On Wednesday February 12th, around 30 young engineering professionals turned up at a central wellington bar for YIPWEA’s (Young IPWEA) inaugural Inspiring Speakers Event for 2020.

We were extremely fortunate to secure the likes of Dr Jo Cribb and Hon Min James Shaw, who took time out of their busy work and family schedules to offer advice and inspiration to our YIPWEA members regarding setting and achieving career goals.

Dr Jo Cribb addressed the room first.  Dr Cribb has a formidable career runsheet. She has a PhD in Public Policy that investigated contracting relationships between governments and NGOs.  Former Chief Executive of the Ministry for Women, she was one of the youngest Chief Executives ever appointed in the New Zealand public service.  Formerly the Deputy Children’s Commissioner, Jo is a director on several Government and NGO boards, including NZ Media Council, Royal NZ Navy Leadership Board and Institute of Public Administration of NZ.  she co-authored the 2018 book, “Don’t Wory About the Robots: How to Survive and Thrive in the New World of Work”. In 2016 she was a finalist in the New Zealand Women of Influence Awards and in 2014 was one of three recipients of a Westpac Leadership Fellowship.

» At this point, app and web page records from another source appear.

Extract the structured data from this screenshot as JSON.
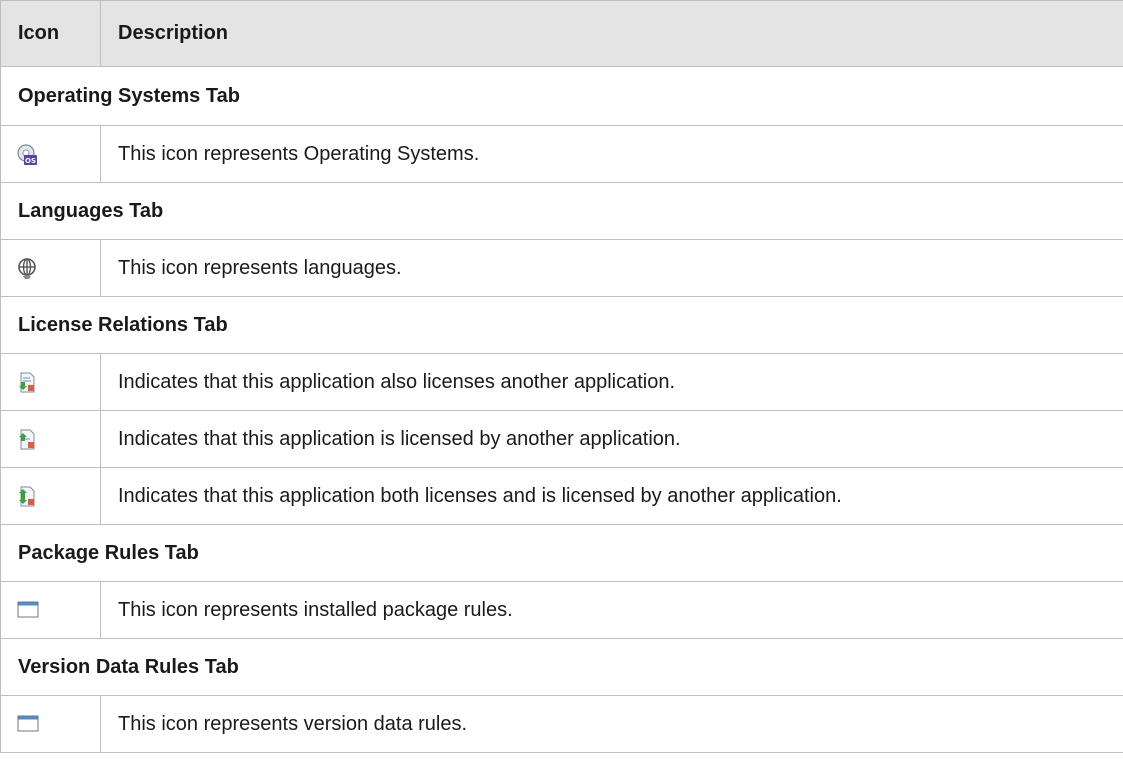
{
  "table": {
    "headers": {
      "icon": "Icon",
      "description": "Description"
    },
    "sections": [
      {
        "title": "Operating Systems Tab",
        "rows": [
          {
            "icon": "operating-system-icon",
            "text": "This icon represents Operating Systems."
          }
        ]
      },
      {
        "title": "Languages Tab",
        "rows": [
          {
            "icon": "globe-icon",
            "text": "This icon represents languages."
          }
        ]
      },
      {
        "title": "License Relations Tab",
        "rows": [
          {
            "icon": "licenses-another-icon",
            "text": "Indicates that this application also licenses another application."
          },
          {
            "icon": "licensed-by-another-icon",
            "text": "Indicates that this application is licensed by another application."
          },
          {
            "icon": "licenses-and-licensed-icon",
            "text": "Indicates that this application both licenses and is licensed by another application."
          }
        ]
      },
      {
        "title": "Package Rules Tab",
        "rows": [
          {
            "icon": "window-icon",
            "text": "This icon represents installed package rules."
          }
        ]
      },
      {
        "title": "Version Data Rules Tab",
        "rows": [
          {
            "icon": "window-icon",
            "text": "This icon represents version data rules."
          }
        ]
      }
    ]
  },
  "colors": {
    "header_bg": "#e4e4e4",
    "border": "#bdbdbd",
    "os_badge": "#5b3fb5",
    "green_arrow": "#3aa23a",
    "window_bar": "#4a8fd6"
  }
}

Jo was extremely engaging, entertaining and open.  She had the whole room repeat “Don’t be like Jo!” as she delivered some key lessons she’d learned over her career.

Life lessons: Don’t be like Jo!

1: What you fear is very unlikely to happen. What if someone sees me fail?  Looking back  – Probably no one is that focused on me.  Others are just thinking of themselves.!  Avoiding risk – slows our learning.  The plodding projects don’t get you noticed.

2: There is so much more to life than work.  Don’t expect your job to entertain you.  The angst will disappear. Develop all aspects of yourself outside of work.  Stop to smell the roses.  Find your balance between sprinting towards what you want, and taking the time to nourish yourself and relationships, to have down time to recharge the batteries, taking the time to fully develop all parts of yourself; and enjoy family, hobbies, friends, your interests.

3:  You don’t know everything and that’s ok.  Being a know it all is exhausting.  People don’t expect you to have all the answers.

Some good questions came from the floor during Q&A.  When asked how to change an organisation’s culture as a young person, she responded that, “Culture” is not “out there” – it’s about how we treat each other.  It’s “in here”.  So, if we treat people in a way that is consistent with our values, we are influencing the culture and the organisation.

Regarding the quality of the public sector in general, she noted that there is a variable quality of tier 2 and tier 3 managers in New Zealand. And that the hallmark of a true leaders is someone who give you tools to be able to be awesome.  She left YIPWEAN’s with the advice to hunt for someone in the organisation that they can relate to, and make them a mentor.  Finding our direction can be just as much about who we are teamed with, as the work we are doing.

James Shaw

The second speaker for the evenings was the Co-Leader of the Green Party, Honourable Minister James Shaw.  James is the Minister for Climate Change, Statistics, and Associate Minister of Finance.

Despite having come from an intense select committee hearing on security issues, James breezed in as if he’d just been tree-bathing, and sipped a cold beer, cracking a few good jokes to break the ice, and then addressing the audience as if he were sitting down to talk with a cherished friend.

James presented his early career guidance by way of a beautiful sailing analogy to find one’s purpose or calling.  When sailing from A to B, you’re never actually pointing at B; you’re tacking and jibing.  If at the beginning you’re not sure where you are going, work out your destination point (B) moment by moment, to make life simpler. You can ask yourself, “am I more or less on course?”  “Am I more or less aligned with my goals and purpose?”

To help answer whether we are on track to our destination, James quoted St Augustine:

“Where your talent meets the needs of the world, therein lies your vocation”

(He also jokingly referred to another St Augustine quote: God make me good, but not yet”)

Work out what your talent is, but also work out, what do you want to apply it to – and the magic happens.

With regards to James’ views on infrastructure and the future of engineering, he commented that we need to design businesses and towns with a more collaborative model, not hub and spoke but plug and play.

James recounted a positive anecdote regarding a comment from the CE of mercury energy, who said that, because of the bipartisan support of the zero carbon bill, he was doubling the size of the new windfarm.  New business models are showing that we can balance capex and opex differently.

James closed his talk with an apt quote from Benjamin Franklin, “When you are finished changing, you are finished.

Thank you Jo and James, what a brilliant start to the year – so much thought-provoking guidance, inspiration and wisdom (& laughs) packed into one evening.